- System Integration: The solar cooling system should work in tandem with other building management systems to optimize performance and energy consumption, ensuring that you get the most out of your investment.
Maintenance and Longevity Considerations
Proper maintenance of your solar cooling system is pivotal to ensuring its durability and reliability. By taking the right care measures, you can extend the system’s lifetime and enjoy efficient cooling without hiccups. Here’s what you should keep in mind:
- Routine Checks: Regularly inspect your solar panels and thermal collectors for any dust or debris. Clean these components as needed to maintain optimal performance.
- System Health: Ensure the coolant levels are adequate and that there are no leaks in the system. Scheduled professional check-ups can help detect potential issues early on.
- Part Replacements: Components like pumps and fans play a crucial role and might wear out over time. Keep an eye on them and replace as necessary.
By staying on top of these tasks, you’ll maintain a solar cooling system that’s as reliable on the hottest day as it was when first installed. Remember, consistent care not only safeguards but enhances the system’s lifetime.
Guidelines for Consumers
When considering solar cooling for your home, navigating the market can be much smoother with the right guidance. Here are user-friendly tips and a mini buyer’s guide to help you make informed decisions and maximize energy savings:
1. Assess Your Needs
- Evaluate your space: Consider the size and orientation of the area you wish to cool.
- Understand the climate: Solar cooling efficiency can vary depending on your local weather patterns.
2. Cost and Savings
- Investigate tax credits, which can cover a significant portion of the initial cost.
- Calculate potential energy savings over time to understand the financial benefits.
3. Energy Efficiency
- Choose systems with high SEER (Seasonal Energy Efficiency Ratio) ratings.
- Consider pairing with other energy-saving features like programmable thermostats.
4. Installation and Maintenance
- Select certified installers: Proper installation is crucial for system efficiency.
- Plan for maintenance: Regular checks will keep your system running smoothly.
Remember, always review consumer protection resources and guidelines specific to your region to safeguard your investment.
In conclusion, solar cooling technologies offer a sustainable path to eco-friendly temperature control that taps into clean, renewable energy rather than fossil fuel-powered grid electricity. Solar cooling systems utilize solar thermal collectors or photovoltaic panels to harness heat or electricity from sunlight to drive thermally-activated chilling processes. Though solar cooling requires a higher upfront investment, it provides environmental savings and long-term economic benefits from drastically reduced energy bills.
As solar collector efficiencies improve and costs keep declining, solar cooling is poised to play an expanding role in sustainable heating and cooling for both buildings and industrial facilities. By reducing reliance on conventional air conditioners and refrigerators that emit greenhouse gases, solar cooling can significantly lower the carbon footprint of cooling demands across residential, commercial, and industrial sectors.

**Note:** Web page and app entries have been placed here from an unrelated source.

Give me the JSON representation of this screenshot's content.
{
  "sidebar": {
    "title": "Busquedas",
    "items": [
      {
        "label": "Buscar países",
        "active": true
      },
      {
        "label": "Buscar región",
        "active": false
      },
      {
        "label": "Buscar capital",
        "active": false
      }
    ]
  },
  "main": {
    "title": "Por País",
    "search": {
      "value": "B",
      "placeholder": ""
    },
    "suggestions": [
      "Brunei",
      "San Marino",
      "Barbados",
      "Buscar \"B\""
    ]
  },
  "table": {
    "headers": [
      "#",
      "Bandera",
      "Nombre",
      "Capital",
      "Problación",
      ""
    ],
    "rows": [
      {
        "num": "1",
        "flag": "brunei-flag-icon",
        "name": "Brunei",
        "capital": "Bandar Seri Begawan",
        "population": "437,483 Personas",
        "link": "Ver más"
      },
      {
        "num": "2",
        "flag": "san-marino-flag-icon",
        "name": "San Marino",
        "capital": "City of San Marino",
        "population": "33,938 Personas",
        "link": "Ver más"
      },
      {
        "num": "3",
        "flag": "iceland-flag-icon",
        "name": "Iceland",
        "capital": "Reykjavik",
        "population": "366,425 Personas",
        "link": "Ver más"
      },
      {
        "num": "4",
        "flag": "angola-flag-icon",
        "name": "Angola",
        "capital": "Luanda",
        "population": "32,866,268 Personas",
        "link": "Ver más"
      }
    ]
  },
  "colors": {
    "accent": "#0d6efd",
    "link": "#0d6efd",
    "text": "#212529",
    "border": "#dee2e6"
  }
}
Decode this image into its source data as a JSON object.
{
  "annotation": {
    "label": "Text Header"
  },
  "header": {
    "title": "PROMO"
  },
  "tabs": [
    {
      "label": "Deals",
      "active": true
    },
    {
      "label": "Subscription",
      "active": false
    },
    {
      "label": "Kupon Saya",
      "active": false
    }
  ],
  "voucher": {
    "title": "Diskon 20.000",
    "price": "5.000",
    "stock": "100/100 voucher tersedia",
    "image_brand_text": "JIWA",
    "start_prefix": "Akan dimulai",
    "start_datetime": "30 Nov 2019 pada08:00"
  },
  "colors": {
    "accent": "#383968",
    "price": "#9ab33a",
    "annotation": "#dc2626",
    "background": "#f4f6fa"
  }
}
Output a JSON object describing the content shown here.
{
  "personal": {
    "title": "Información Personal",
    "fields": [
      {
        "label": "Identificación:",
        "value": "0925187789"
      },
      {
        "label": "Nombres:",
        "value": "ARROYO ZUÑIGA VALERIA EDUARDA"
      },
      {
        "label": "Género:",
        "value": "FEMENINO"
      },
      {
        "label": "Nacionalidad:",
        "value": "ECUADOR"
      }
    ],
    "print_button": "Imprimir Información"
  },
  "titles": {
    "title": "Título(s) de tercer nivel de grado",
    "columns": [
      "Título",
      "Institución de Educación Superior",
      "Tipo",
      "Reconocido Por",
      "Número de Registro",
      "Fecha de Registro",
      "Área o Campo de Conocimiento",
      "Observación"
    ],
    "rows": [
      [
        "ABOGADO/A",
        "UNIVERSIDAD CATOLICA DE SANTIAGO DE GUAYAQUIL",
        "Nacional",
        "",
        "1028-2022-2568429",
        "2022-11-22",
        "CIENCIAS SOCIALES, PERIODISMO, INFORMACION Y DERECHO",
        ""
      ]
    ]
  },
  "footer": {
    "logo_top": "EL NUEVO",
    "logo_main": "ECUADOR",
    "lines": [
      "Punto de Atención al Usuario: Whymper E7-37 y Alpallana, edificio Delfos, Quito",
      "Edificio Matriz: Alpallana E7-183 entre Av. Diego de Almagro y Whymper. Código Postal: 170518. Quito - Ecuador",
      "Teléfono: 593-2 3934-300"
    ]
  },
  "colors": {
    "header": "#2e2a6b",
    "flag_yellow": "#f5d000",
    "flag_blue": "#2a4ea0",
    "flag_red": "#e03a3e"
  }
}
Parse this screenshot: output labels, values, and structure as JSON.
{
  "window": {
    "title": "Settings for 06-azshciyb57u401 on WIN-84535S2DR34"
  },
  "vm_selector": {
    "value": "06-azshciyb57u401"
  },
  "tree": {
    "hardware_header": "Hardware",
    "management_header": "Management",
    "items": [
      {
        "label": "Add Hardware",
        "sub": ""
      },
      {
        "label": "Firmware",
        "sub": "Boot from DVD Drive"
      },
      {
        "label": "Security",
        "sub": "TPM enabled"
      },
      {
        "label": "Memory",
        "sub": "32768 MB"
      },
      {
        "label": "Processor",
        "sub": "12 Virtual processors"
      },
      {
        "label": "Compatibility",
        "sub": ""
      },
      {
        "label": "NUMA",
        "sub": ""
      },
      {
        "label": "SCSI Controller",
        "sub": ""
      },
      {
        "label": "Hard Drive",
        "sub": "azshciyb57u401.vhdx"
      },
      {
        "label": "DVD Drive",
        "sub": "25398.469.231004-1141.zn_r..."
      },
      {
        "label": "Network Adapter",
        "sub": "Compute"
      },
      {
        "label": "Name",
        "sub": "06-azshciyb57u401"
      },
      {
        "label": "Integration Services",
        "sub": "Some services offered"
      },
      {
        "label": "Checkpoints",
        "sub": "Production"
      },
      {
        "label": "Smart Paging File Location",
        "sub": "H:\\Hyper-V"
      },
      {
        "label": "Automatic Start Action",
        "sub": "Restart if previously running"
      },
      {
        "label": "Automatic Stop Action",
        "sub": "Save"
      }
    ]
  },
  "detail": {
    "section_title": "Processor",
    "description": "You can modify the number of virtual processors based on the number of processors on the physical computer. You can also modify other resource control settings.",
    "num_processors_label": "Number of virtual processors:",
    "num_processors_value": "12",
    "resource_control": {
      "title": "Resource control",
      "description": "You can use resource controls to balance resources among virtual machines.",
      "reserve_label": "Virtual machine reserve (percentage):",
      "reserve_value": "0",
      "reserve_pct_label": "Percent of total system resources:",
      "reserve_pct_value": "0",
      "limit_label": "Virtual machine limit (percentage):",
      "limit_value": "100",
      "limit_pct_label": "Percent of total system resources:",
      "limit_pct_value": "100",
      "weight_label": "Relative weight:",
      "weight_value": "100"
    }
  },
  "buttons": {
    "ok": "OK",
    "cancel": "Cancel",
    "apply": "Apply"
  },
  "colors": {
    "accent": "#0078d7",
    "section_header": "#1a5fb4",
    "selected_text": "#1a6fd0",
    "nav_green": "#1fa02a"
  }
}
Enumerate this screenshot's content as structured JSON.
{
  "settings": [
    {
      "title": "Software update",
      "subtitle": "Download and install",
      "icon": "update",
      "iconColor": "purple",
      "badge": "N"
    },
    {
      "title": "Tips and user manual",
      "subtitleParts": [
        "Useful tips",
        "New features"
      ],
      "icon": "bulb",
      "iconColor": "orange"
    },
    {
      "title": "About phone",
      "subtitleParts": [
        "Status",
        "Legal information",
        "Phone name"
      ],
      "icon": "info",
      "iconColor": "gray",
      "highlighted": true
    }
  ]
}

With the pressing need to combat climate change through clean energy transitions, solar cooling promises to emerge as an optimal eco-friendly solution for temperature control going forward.